The failure to appoint a senior leader to coordinate the mammoth task of digitizing public services is at odds with the government's rhetoric. Three years ago, the UK re-iterated the need to create a "government as a platform" in a brand-new digital strategy, with the objective of harnessing the potential of digital to improve the efficiency of public services. The goal? To enable "digital by default" across government, and use technology and data to better serve citizens with digitally enabled public services that would be easier, simpler and cheaper. Since then, many reports have emerged stressing the difficulty of achieving this digital transformation journey without proper management from the very top. Last year, for instance, a report from the House of Commons' Science and Technology Committee found that the government's digital momentum was slowing, and that the shift was partly due to a lack of senior leadership. These failures have been especially palpable in the past few months. As the global COVID-19 pandemic threw the world upside down, the need for a government that effectively delivers digital services in a time of crisis became ever-more important.
While the development of this futuristic-sounding tech is still in its early stages, the presentation was expected to demonstrate the second version of a small, robotic device that inserts tiny electrode threads through the skull and into the brain. Musk said ahead of the event he would “show neurons firing in real-time. The matrix in the matrix.” And he did just that.
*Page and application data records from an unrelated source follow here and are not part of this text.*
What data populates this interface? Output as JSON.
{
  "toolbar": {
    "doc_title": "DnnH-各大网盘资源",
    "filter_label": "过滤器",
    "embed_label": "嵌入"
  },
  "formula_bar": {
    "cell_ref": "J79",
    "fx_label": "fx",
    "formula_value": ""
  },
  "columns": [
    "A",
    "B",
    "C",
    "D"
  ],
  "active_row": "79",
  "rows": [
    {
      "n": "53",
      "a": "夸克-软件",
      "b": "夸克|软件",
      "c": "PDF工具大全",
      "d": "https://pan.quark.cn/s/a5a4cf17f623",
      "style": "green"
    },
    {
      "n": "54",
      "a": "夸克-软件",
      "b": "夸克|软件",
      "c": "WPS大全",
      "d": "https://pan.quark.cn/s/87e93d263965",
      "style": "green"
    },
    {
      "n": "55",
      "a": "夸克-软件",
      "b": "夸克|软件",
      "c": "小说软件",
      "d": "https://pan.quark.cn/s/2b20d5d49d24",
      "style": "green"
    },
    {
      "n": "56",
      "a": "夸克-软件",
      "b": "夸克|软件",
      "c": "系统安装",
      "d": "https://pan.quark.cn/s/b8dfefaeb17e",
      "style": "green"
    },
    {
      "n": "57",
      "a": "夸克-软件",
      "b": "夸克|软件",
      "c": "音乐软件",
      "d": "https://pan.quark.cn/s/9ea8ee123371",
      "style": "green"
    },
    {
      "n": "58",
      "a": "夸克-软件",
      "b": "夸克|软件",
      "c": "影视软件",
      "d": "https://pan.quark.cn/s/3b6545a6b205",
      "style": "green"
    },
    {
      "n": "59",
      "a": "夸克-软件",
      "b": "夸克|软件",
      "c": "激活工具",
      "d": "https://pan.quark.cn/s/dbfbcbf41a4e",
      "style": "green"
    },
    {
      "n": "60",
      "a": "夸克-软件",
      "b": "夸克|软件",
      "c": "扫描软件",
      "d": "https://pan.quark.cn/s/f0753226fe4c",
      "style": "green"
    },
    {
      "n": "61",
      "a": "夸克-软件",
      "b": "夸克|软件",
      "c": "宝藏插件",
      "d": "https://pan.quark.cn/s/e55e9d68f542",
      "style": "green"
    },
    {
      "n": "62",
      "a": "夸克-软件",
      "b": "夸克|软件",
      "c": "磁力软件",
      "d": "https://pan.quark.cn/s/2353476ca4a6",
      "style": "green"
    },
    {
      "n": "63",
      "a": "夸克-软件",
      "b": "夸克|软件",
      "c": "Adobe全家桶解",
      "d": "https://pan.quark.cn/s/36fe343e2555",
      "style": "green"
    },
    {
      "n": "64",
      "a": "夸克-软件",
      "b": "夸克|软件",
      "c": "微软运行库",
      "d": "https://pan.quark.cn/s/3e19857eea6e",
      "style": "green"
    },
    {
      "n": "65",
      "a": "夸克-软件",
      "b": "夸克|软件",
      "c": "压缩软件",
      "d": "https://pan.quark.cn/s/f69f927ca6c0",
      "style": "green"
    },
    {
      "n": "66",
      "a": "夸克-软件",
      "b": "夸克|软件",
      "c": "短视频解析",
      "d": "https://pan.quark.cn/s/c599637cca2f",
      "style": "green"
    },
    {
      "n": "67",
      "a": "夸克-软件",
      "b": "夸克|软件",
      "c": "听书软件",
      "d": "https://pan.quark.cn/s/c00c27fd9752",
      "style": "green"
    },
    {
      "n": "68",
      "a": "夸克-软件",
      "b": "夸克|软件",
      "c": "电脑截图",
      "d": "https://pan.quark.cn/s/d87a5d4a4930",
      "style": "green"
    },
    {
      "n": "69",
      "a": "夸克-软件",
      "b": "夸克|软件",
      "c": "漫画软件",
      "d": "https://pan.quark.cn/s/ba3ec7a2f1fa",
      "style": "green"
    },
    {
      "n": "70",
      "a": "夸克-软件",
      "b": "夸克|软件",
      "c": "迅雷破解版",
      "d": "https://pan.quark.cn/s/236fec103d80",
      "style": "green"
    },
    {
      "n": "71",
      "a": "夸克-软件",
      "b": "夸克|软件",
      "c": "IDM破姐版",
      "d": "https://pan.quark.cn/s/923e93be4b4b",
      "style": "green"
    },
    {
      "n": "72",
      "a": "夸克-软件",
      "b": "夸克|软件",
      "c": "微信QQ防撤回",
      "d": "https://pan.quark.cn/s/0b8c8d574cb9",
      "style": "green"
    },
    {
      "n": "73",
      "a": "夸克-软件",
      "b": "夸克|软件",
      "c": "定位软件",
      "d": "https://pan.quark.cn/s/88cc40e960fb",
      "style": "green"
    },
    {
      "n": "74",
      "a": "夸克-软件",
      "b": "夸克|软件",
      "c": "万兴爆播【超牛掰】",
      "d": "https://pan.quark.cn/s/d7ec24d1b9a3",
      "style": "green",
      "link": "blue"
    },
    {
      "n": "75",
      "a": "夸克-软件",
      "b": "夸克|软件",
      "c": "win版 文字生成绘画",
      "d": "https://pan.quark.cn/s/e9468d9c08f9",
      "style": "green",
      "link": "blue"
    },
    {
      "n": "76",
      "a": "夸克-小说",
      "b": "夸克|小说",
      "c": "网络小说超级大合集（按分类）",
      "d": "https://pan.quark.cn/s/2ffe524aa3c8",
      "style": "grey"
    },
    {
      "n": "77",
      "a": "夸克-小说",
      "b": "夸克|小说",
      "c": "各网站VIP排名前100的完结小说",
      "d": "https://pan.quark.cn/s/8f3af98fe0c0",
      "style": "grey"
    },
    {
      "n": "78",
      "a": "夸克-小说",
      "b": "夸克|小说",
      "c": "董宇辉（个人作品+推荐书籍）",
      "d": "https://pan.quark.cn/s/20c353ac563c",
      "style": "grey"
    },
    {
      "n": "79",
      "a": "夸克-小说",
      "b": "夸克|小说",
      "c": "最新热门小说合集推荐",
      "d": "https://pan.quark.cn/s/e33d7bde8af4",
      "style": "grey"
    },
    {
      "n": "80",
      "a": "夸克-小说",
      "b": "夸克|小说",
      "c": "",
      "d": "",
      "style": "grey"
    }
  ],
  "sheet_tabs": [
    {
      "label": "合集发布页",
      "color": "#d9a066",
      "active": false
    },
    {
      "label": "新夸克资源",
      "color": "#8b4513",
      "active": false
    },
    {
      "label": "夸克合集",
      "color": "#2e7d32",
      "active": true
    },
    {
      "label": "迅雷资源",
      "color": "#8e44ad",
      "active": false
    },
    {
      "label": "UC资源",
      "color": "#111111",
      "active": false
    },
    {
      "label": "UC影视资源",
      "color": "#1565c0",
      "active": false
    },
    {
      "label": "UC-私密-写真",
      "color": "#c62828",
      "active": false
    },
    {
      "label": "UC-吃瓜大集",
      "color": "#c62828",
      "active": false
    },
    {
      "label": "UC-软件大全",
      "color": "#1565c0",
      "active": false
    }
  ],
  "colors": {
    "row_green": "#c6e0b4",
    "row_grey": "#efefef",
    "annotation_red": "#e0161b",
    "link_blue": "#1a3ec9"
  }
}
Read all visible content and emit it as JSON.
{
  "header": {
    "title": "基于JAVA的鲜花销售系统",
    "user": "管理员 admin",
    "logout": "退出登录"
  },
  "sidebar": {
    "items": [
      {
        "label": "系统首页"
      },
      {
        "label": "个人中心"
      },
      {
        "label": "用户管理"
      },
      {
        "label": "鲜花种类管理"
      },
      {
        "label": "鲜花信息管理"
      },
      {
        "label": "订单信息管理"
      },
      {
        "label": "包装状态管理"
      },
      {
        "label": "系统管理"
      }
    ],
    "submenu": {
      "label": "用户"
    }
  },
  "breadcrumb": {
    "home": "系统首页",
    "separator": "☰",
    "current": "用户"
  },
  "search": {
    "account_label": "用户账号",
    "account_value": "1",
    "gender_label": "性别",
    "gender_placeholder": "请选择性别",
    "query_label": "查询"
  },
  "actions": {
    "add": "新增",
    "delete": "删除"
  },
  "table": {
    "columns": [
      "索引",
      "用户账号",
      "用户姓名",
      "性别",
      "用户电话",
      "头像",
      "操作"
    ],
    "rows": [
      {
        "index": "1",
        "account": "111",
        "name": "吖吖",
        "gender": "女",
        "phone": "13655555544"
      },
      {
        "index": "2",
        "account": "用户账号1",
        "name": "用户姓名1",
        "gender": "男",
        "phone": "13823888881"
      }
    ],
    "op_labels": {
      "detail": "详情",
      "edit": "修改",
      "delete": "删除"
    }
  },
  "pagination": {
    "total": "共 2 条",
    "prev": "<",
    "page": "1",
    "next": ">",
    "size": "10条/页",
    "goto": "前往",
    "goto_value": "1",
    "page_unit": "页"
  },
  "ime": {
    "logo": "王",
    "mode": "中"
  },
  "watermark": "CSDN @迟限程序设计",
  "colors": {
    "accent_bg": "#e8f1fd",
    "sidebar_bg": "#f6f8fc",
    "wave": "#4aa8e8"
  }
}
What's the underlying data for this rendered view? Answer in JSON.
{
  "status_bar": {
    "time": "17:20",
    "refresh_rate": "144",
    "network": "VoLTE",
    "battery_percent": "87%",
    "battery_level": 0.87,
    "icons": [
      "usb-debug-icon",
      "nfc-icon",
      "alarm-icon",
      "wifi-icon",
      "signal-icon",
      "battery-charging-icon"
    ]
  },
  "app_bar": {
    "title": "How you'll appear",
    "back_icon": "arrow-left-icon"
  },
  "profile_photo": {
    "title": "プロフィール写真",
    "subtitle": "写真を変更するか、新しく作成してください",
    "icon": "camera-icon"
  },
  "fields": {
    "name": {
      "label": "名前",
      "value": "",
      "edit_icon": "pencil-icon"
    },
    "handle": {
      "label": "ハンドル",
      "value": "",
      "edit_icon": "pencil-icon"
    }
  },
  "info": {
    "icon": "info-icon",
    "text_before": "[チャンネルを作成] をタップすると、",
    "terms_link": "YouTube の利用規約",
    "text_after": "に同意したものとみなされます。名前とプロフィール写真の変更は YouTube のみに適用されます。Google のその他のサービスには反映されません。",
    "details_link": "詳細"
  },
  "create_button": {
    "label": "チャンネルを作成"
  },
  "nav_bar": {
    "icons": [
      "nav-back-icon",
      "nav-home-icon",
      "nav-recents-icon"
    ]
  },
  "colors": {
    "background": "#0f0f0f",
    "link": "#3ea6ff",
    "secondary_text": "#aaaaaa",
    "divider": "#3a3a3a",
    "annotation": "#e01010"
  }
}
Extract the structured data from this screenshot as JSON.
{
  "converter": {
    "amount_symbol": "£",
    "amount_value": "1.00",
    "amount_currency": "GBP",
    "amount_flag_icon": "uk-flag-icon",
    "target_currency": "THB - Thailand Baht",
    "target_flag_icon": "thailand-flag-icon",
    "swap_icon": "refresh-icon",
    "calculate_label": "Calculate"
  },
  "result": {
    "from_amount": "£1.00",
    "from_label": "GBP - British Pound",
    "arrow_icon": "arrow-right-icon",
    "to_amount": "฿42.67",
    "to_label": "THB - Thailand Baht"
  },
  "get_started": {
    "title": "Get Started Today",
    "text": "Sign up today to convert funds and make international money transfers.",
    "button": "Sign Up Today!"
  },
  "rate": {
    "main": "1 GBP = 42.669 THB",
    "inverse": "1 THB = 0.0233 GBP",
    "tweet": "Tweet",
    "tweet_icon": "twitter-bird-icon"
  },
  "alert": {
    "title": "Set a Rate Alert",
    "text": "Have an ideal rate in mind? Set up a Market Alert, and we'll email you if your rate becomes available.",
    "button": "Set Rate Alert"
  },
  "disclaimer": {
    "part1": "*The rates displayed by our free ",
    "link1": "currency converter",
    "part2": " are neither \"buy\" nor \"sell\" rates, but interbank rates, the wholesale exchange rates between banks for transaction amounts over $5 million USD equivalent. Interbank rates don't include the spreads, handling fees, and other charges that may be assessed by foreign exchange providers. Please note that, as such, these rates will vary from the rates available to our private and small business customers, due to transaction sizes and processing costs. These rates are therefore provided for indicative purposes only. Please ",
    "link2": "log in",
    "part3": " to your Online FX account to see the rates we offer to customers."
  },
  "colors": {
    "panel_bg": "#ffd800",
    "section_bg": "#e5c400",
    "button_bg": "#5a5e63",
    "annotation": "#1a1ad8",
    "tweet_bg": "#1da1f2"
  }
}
At the event, Musk showed off several pigs that had prototypes of the neural links implanted in their head, and machinery that was tracking those pigs’ brain activity in real time. The billionaire also announced the Food and Drug Administration had awarded the company a breakthrough device authorization, which can help expedite research on a medical device. Like building underground car tunnels and sending private rockets to Mars, this Musk-backed endeavor is incredibly ambitious, but Neuralink builds on years of research into brain-machine interfaces. A brain-machine interface is technology that allows for a device, like a computer, to interact and communicate with a brain.
Quote for the day:
"The actions of a responsible executive are contagious." -- Joe D. Batton